(Excerpts from a dataset)

###

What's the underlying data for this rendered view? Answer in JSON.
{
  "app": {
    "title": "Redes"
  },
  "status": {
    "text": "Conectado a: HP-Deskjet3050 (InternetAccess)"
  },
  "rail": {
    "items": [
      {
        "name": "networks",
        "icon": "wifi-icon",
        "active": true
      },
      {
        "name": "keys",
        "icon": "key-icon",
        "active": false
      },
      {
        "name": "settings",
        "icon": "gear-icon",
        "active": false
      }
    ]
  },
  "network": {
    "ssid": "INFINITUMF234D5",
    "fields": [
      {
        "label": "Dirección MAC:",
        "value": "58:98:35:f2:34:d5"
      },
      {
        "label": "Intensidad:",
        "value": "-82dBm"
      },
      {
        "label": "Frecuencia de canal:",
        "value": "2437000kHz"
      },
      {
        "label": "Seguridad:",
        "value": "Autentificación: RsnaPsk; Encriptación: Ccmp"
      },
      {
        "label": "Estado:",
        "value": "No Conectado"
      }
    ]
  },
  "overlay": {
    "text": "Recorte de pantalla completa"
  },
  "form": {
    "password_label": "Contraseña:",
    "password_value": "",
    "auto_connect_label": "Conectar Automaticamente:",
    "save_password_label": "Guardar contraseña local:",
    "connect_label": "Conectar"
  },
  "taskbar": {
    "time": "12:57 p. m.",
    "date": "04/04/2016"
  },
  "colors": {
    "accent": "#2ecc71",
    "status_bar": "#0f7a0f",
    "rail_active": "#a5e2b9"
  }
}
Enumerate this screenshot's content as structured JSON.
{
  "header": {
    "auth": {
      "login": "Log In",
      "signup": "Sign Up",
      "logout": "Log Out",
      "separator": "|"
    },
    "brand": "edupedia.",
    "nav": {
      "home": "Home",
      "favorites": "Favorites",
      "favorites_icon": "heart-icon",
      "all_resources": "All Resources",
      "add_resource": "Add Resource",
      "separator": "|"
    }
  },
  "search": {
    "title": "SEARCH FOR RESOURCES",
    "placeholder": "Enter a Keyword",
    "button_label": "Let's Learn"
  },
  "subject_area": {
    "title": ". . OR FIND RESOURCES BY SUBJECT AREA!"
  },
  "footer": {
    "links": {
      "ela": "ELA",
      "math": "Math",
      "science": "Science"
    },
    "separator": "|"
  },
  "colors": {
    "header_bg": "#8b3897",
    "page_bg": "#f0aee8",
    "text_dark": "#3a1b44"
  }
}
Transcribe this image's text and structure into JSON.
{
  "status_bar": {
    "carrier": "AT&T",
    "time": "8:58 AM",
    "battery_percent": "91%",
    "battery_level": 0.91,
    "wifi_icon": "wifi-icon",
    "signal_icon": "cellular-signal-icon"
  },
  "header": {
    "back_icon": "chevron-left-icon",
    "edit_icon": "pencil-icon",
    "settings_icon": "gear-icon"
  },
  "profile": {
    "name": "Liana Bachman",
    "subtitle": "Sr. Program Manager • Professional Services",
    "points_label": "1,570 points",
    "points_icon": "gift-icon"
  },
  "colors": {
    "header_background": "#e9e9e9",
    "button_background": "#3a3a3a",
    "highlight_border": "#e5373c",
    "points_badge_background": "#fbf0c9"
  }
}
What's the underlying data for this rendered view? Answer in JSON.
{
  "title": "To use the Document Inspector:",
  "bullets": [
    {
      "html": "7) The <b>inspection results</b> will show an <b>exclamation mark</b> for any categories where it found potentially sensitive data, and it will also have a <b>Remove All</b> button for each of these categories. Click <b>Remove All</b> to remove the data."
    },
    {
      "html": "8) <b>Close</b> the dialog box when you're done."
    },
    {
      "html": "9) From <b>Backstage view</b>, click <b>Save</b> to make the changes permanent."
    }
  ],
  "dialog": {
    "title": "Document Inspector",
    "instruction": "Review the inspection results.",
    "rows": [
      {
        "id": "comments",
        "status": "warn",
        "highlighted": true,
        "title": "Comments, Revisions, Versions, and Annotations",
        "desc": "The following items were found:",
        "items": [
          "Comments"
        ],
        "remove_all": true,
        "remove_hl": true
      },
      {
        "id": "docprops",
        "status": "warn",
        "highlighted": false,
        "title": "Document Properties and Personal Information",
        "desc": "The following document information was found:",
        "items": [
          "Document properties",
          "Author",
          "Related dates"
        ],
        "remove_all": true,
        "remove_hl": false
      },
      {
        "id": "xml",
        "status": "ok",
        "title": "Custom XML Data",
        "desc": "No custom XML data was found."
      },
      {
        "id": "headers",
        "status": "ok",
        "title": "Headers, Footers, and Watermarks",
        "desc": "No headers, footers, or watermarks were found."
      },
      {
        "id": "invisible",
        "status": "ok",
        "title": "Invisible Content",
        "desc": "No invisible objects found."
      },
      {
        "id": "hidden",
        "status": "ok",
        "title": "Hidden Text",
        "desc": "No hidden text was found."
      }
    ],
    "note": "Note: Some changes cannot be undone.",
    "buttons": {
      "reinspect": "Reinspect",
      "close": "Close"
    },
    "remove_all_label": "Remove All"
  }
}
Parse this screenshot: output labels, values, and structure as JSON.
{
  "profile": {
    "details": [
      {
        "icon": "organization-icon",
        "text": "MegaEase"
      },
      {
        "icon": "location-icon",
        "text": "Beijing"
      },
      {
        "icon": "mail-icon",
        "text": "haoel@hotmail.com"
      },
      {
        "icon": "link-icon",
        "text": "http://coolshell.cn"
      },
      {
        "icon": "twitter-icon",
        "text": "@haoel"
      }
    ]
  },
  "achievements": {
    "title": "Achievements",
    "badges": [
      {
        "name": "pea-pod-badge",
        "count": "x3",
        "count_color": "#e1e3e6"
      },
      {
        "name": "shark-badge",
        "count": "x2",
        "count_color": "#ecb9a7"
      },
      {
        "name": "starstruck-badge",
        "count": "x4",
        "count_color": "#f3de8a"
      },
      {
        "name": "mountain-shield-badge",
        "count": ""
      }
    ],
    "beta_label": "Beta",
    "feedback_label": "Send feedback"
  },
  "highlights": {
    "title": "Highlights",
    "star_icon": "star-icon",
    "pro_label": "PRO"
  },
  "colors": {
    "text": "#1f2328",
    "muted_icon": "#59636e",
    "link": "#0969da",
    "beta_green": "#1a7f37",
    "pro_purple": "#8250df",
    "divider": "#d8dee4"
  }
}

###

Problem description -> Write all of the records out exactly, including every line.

Answer ->
What's the underlying data for this rendered view? Answer in JSON.
{
  "app": {
    "title": "Redes"
  },
  "status": {
    "text": "Conectado a: HP-Deskjet3050 (InternetAccess)"
  },
  "rail": {
    "items": [
      {
        "name": "networks",
        "icon": "wifi-icon",
        "active": true
      },
      {
        "name": "keys",
        "icon": "key-icon",
        "active": false
      },
      {
        "name": "settings",
        "icon": "gear-icon",
        "active": false
      }
    ]
  },
  "network": {
    "ssid": "INFINITUMF234D5",
    "fields": [
      {
        "label": "Dirección MAC:",
        "value": "58:98:35:f2:34:d5"
      },
      {
        "label": "Intensidad:",
        "value": "-82dBm"
      },
      {
        "label": "Frecuencia de canal:",
        "value": "2437000kHz"
      },
      {
        "label": "Seguridad:",
        "value": "Autentificación: RsnaPsk; Encriptación: Ccmp"
      },
      {
        "label": "Estado:",
        "value": "No Conectado"
      }
    ]
  },
  "overlay": {
    "text": "Recorte de pantalla completa"
  },
  "form": {
    "password_label": "Contraseña:",
    "password_value": "",
    "auto_connect_label": "Conectar Automaticamente:",
    "save_password_label": "Guardar contraseña local:",
    "connect_label": "Conectar"
  },
  "taskbar": {
    "time": "12:57 p. m.",
    "date": "04/04/2016"
  },
  "colors": {
    "accent": "#2ecc71",
    "status_bar": "#0f7a0f",
    "rail_active": "#a5e2b9"
  }
}
Enumerate this screenshot's content as structured JSON.
{
  "header": {
    "auth": {
      "login": "Log In",
      "signup": "Sign Up",
      "logout": "Log Out",
      "separator": "|"
    },
    "brand": "edupedia.",
    "nav": {
      "home": "Home",
      "favorites": "Favorites",
      "favorites_icon": "heart-icon",
      "all_resources": "All Resources",
      "add_resource": "Add Resource",
      "separator": "|"
    }
  },
  "search": {
    "title": "SEARCH FOR RESOURCES",
    "placeholder": "Enter a Keyword",
    "button_label": "Let's Learn"
  },
  "subject_area": {
    "title": ". . OR FIND RESOURCES BY SUBJECT AREA!"
  },
  "footer": {
    "links": {
      "ela": "ELA",
      "math": "Math",
      "science": "Science"
    },
    "separator": "|"
  },
  "colors": {
    "header_bg": "#8b3897",
    "page_bg": "#f0aee8",
    "text_dark": "#3a1b44"
  }
}
Transcribe this image's text and structure into JSON.
{
  "status_bar": {
    "carrier": "AT&T",
    "time": "8:58 AM",
    "battery_percent": "91%",
    "battery_level": 0.91,
    "wifi_icon": "wifi-icon",
    "signal_icon": "cellular-signal-icon"
  },
  "header": {
    "back_icon": "chevron-left-icon",
    "edit_icon": "pencil-icon",
    "settings_icon": "gear-icon"
  },
  "profile": {
    "name": "Liana Bachman",
    "subtitle": "Sr. Program Manager • Professional Services",
    "points_label": "1,570 points",
    "points_icon": "gift-icon"
  },
  "colors": {
    "header_background": "#e9e9e9",
    "button_background": "#3a3a3a",
    "highlight_border": "#e5373c",
    "points_badge_background": "#fbf0c9"
  }
}
What's the underlying data for this rendered view? Answer in JSON.
{
  "title": "To use the Document Inspector:",
  "bullets": [
    {
      "html": "7) The <b>inspection results</b> will show an <b>exclamation mark</b> for any categories where it found potentially sensitive data, and it will also have a <b>Remove All</b> button for each of these categories. Click <b>Remove All</b> to remove the data."
    },
    {
      "html": "8) <b>Close</b> the dialog box when you're done."
    },
    {
      "html": "9) From <b>Backstage view</b>, click <b>Save</b> to make the changes permanent."
    }
  ],
  "dialog": {
    "title": "Document Inspector",
    "instruction": "Review the inspection results.",
    "rows": [
      {
        "id": "comments",
        "status": "warn",
        "highlighted": true,
        "title": "Comments, Revisions, Versions, and Annotations",
        "desc": "The following items were found:",
        "items": [
          "Comments"
        ],
        "remove_all": true,
        "remove_hl": true
      },
      {
        "id": "docprops",
        "status": "warn",
        "highlighted": false,
        "title": "Document Properties and Personal Information",
        "desc": "The following document information was found:",
        "items": [
          "Document properties",
          "Author",
          "Related dates"
        ],
        "remove_all": true,
        "remove_hl": false
      },
      {
        "id": "xml",
        "status": "ok",
        "title": "Custom XML Data",
        "desc": "No custom XML data was found."
      },
      {
        "id": "headers",
        "status": "ok",
        "title": "Headers, Footers, and Watermarks",
        "desc": "No headers, footers, or watermarks were found."
      },
      {
        "id": "invisible",
        "status": "ok",
        "title": "Invisible Content",
        "desc": "No invisible objects found."
      },
      {
        "id": "hidden",
        "status": "ok",
        "title": "Hidden Text",
        "desc": "No hidden text was found."
      }
    ],
    "note": "Note: Some changes cannot be undone.",
    "buttons": {
      "reinspect": "Reinspect",
      "close": "Close"
    },
    "remove_all_label": "Remove All"
  }
}
Parse this screenshot: output labels, values, and structure as JSON.
{
  "profile": {
    "details": [
      {
        "icon": "organization-icon",
        "text": "MegaEase"
      },
      {
        "icon": "location-icon",
        "text": "Beijing"
      },
      {
        "icon": "mail-icon",
        "text": "haoel@hotmail.com"
      },
      {
        "icon": "link-icon",
        "text": "http://coolshell.cn"
      },
      {
        "icon": "twitter-icon",
        "text": "@haoel"
      }
    ]
  },
  "achievements": {
    "title": "Achievements",
    "badges": [
      {
        "name": "pea-pod-badge",
        "count": "x3",
        "count_color": "#e1e3e6"
      },
      {
        "name": "shark-badge",
        "count": "x2",
        "count_color": "#ecb9a7"
      },
      {
        "name": "starstruck-badge",
        "count": "x4",
        "count_color": "#f3de8a"
      },
      {
        "name": "mountain-shield-badge",
        "count": ""
      }
    ],
    "beta_label": "Beta",
    "feedback_label": "Send feedback"
  },
  "highlights": {
    "title": "Highlights",
    "star_icon": "star-icon",
    "pro_label": "PRO"
  },
  "colors": {
    "text": "#1f2328",
    "muted_icon": "#59636e",
    "link": "#0969da",
    "beta_green": "#1a7f37",
    "pro_purple": "#8250df",
    "divider": "#d8dee4"
  }
}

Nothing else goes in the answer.